→ Task details:
Send back the listing, word for word.

Provided information Start Marker

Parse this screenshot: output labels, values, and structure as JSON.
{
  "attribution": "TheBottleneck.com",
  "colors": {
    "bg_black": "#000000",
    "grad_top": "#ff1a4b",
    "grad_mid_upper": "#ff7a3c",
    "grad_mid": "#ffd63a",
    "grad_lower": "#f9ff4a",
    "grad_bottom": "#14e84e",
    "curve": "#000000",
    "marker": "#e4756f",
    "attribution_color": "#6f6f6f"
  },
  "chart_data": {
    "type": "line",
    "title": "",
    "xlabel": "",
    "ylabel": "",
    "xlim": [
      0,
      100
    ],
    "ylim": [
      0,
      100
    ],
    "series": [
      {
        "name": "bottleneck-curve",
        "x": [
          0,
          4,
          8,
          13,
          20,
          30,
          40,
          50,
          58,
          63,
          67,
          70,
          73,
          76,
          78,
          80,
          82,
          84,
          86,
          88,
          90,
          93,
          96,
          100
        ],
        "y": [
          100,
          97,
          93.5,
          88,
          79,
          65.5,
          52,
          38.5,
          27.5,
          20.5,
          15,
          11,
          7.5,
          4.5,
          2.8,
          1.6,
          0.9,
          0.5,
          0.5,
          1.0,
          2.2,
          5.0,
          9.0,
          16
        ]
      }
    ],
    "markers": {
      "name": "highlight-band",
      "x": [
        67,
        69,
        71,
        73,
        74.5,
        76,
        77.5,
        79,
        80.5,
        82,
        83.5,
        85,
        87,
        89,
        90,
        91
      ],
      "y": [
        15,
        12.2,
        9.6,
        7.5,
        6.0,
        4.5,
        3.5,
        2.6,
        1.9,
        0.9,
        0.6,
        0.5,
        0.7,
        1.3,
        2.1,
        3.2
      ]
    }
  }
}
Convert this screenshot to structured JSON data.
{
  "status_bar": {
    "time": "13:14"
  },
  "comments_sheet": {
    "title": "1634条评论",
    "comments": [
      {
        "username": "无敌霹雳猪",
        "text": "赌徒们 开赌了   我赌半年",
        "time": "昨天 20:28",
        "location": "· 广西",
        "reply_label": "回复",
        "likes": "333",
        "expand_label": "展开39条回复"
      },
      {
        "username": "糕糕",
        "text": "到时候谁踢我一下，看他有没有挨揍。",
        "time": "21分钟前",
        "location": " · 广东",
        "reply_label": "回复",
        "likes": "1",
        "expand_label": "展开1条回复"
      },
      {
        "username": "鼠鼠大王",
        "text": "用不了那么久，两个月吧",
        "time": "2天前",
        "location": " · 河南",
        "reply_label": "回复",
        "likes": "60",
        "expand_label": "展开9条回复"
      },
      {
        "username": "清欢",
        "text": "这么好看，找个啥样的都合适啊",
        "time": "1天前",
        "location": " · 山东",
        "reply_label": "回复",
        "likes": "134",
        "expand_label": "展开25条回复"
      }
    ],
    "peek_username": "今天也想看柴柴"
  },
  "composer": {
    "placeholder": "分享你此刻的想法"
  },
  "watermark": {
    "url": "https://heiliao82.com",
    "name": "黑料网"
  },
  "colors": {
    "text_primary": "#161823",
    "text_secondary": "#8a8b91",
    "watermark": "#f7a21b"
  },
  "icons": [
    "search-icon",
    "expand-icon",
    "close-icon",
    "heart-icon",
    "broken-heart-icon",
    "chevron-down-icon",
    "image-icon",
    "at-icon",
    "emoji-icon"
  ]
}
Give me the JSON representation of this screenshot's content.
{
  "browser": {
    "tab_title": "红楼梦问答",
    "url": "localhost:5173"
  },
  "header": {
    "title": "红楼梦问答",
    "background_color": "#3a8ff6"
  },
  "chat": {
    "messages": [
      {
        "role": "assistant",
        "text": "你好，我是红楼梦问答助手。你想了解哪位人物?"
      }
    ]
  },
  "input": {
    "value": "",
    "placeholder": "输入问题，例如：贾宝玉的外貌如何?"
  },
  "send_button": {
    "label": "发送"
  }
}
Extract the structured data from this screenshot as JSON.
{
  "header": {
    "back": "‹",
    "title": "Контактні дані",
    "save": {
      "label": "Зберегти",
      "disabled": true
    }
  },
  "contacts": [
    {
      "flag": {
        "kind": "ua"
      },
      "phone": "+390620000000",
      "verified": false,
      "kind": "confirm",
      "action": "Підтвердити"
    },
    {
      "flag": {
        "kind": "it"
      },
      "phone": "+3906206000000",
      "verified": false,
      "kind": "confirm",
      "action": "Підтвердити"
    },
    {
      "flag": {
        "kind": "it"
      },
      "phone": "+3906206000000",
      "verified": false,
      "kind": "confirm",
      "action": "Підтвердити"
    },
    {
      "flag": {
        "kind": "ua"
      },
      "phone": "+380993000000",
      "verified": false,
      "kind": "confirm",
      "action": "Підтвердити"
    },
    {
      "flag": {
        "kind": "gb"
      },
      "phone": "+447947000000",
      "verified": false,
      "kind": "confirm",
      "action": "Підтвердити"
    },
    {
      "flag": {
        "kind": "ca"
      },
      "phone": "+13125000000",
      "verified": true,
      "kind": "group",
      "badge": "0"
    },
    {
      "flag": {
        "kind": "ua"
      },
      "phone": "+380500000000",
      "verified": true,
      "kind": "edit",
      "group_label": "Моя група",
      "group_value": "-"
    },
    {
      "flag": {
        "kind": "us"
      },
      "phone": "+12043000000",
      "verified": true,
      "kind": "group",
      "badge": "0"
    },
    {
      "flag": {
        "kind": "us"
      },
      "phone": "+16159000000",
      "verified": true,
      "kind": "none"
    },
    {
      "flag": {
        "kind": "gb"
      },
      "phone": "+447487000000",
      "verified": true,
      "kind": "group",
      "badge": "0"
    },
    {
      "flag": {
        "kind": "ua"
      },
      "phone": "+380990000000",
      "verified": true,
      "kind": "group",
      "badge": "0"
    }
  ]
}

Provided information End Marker

→ Problem solution:
Parse this screenshot: output labels, values, and structure as JSON.
{
  "attribution": "TheBottleneck.com",
  "colors": {
    "bg_black": "#000000",
    "grad_top": "#ff1a4b",
    "grad_mid_upper": "#ff7a3c",
    "grad_mid": "#ffd63a",
    "grad_lower": "#f9ff4a",
    "grad_bottom": "#14e84e",
    "curve": "#000000",
    "marker": "#e4756f",
    "attribution_color": "#6f6f6f"
  },
  "chart_data": {
    "type": "line",
    "title": "",
    "xlabel": "",
    "ylabel": "",
    "xlim": [
      0,
      100
    ],
    "ylim": [
      0,
      100
    ],
    "series": [
      {
        "name": "bottleneck-curve",
        "x": [
          0,
          4,
          8,
          13,
          20,
          30,
          40,
          50,
          58,
          63,
          67,
          70,
          73,
          76,
          78,
          80,
          82,
          84,
          86,
          88,
          90,
          93,
          96,
          100
        ],
        "y": [
          100,
          97,
          93.5,
          88,
          79,
          65.5,
          52,
          38.5,
          27.5,
          20.5,
          15,
          11,
          7.5,
          4.5,
          2.8,
          1.6,
          0.9,
          0.5,
          0.5,
          1.0,
          2.2,
          5.0,
          9.0,
          16
        ]
      }
    ],
    "markers": {
      "name": "highlight-band",
      "x": [
        67,
        69,
        71,
        73,
        74.5,
        76,
        77.5,
        79,
        80.5,
        82,
        83.5,
        85,
        87,
        89,
        90,
        91
      ],
      "y": [
        15,
        12.2,
        9.6,
        7.5,
        6.0,
        4.5,
        3.5,
        2.6,
        1.9,
        0.9,
        0.6,
        0.5,
        0.7,
        1.3,
        2.1,
        3.2
      ]
    }
  }
}
Convert this screenshot to structured JSON data.
{
  "status_bar": {
    "time": "13:14"
  },
  "comments_sheet": {
    "title": "1634条评论",
    "comments": [
      {
        "username": "无敌霹雳猪",
        "text": "赌徒们 开赌了   我赌半年",
        "time": "昨天 20:28",
        "location": "· 广西",
        "reply_label": "回复",
        "likes": "333",
        "expand_label": "展开39条回复"
      },
      {
        "username": "糕糕",
        "text": "到时候谁踢我一下，看他有没有挨揍。",
        "time": "21分钟前",
        "location": " · 广东",
        "reply_label": "回复",
        "likes": "1",
        "expand_label": "展开1条回复"
      },
      {
        "username": "鼠鼠大王",
        "text": "用不了那么久，两个月吧",
        "time": "2天前",
        "location": " · 河南",
        "reply_label": "回复",
        "likes": "60",
        "expand_label": "展开9条回复"
      },
      {
        "username": "清欢",
        "text": "这么好看，找个啥样的都合适啊",
        "time": "1天前",
        "location": " · 山东",
        "reply_label": "回复",
        "likes": "134",
        "expand_label": "展开25条回复"
      }
    ],
    "peek_username": "今天也想看柴柴"
  },
  "composer": {
    "placeholder": "分享你此刻的想法"
  },
  "watermark": {
    "url": "https://heiliao82.com",
    "name": "黑料网"
  },
  "colors": {
    "text_primary": "#161823",
    "text_secondary": "#8a8b91",
    "watermark": "#f7a21b"
  },
  "icons": [
    "search-icon",
    "expand-icon",
    "close-icon",
    "heart-icon",
    "broken-heart-icon",
    "chevron-down-icon",
    "image-icon",
    "at-icon",
    "emoji-icon"
  ]
}
Give me the JSON representation of this screenshot's content.
{
  "browser": {
    "tab_title": "红楼梦问答",
    "url": "localhost:5173"
  },
  "header": {
    "title": "红楼梦问答",
    "background_color": "#3a8ff6"
  },
  "chat": {
    "messages": [
      {
        "role": "assistant",
        "text": "你好，我是红楼梦问答助手。你想了解哪位人物?"
      }
    ]
  },
  "input": {
    "value": "",
    "placeholder": "输入问题，例如：贾宝玉的外貌如何?"
  },
  "send_button": {
    "label": "发送"
  }
}
Extract the structured data from this screenshot as JSON.
{
  "header": {
    "back": "‹",
    "title": "Контактні дані",
    "save": {
      "label": "Зберегти",
      "disabled": true
    }
  },
  "contacts": [
    {
      "flag": {
        "kind": "ua"
      },
      "phone": "+390620000000",
      "verified": false,
      "kind": "confirm",
      "action": "Підтвердити"
    },
    {
      "flag": {
        "kind": "it"
      },
      "phone": "+3906206000000",
      "verified": false,
      "kind": "confirm",
      "action": "Підтвердити"
    },
    {
      "flag": {
        "kind": "it"
      },
      "phone": "+3906206000000",
      "verified": false,
      "kind": "confirm",
      "action": "Підтвердити"
    },
    {
      "flag": {
        "kind": "ua"
      },
      "phone": "+380993000000",
      "verified": false,
      "kind": "confirm",
      "action": "Підтвердити"
    },
    {
      "flag": {
        "kind": "gb"
      },
      "phone": "+447947000000",
      "verified": false,
      "kind": "confirm",
      "action": "Підтвердити"
    },
    {
      "flag": {
        "kind": "ca"
      },
      "phone": "+13125000000",
      "verified": true,
      "kind": "group",
      "badge": "0"
    },
    {
      "flag": {
        "kind": "ua"
      },
      "phone": "+380500000000",
      "verified": true,
      "kind": "edit",
      "group_label": "Моя група",
      "group_value": "-"
    },
    {
      "flag": {
        "kind": "us"
      },
      "phone": "+12043000000",
      "verified": true,
      "kind": "group",
      "badge": "0"
    },
    {
      "flag": {
        "kind": "us"
      },
      "phone": "+16159000000",
      "verified": true,
      "kind": "none"
    },
    {
      "flag": {
        "kind": "gb"
      },
      "phone": "+447487000000",
      "verified": true,
      "kind": "group",
      "badge": "0"
    },
    {
      "flag": {
        "kind": "ua"
      },
      "phone": "+380990000000",
      "verified": true,
      "kind": "group",
      "badge": "0"
    }
  ]
}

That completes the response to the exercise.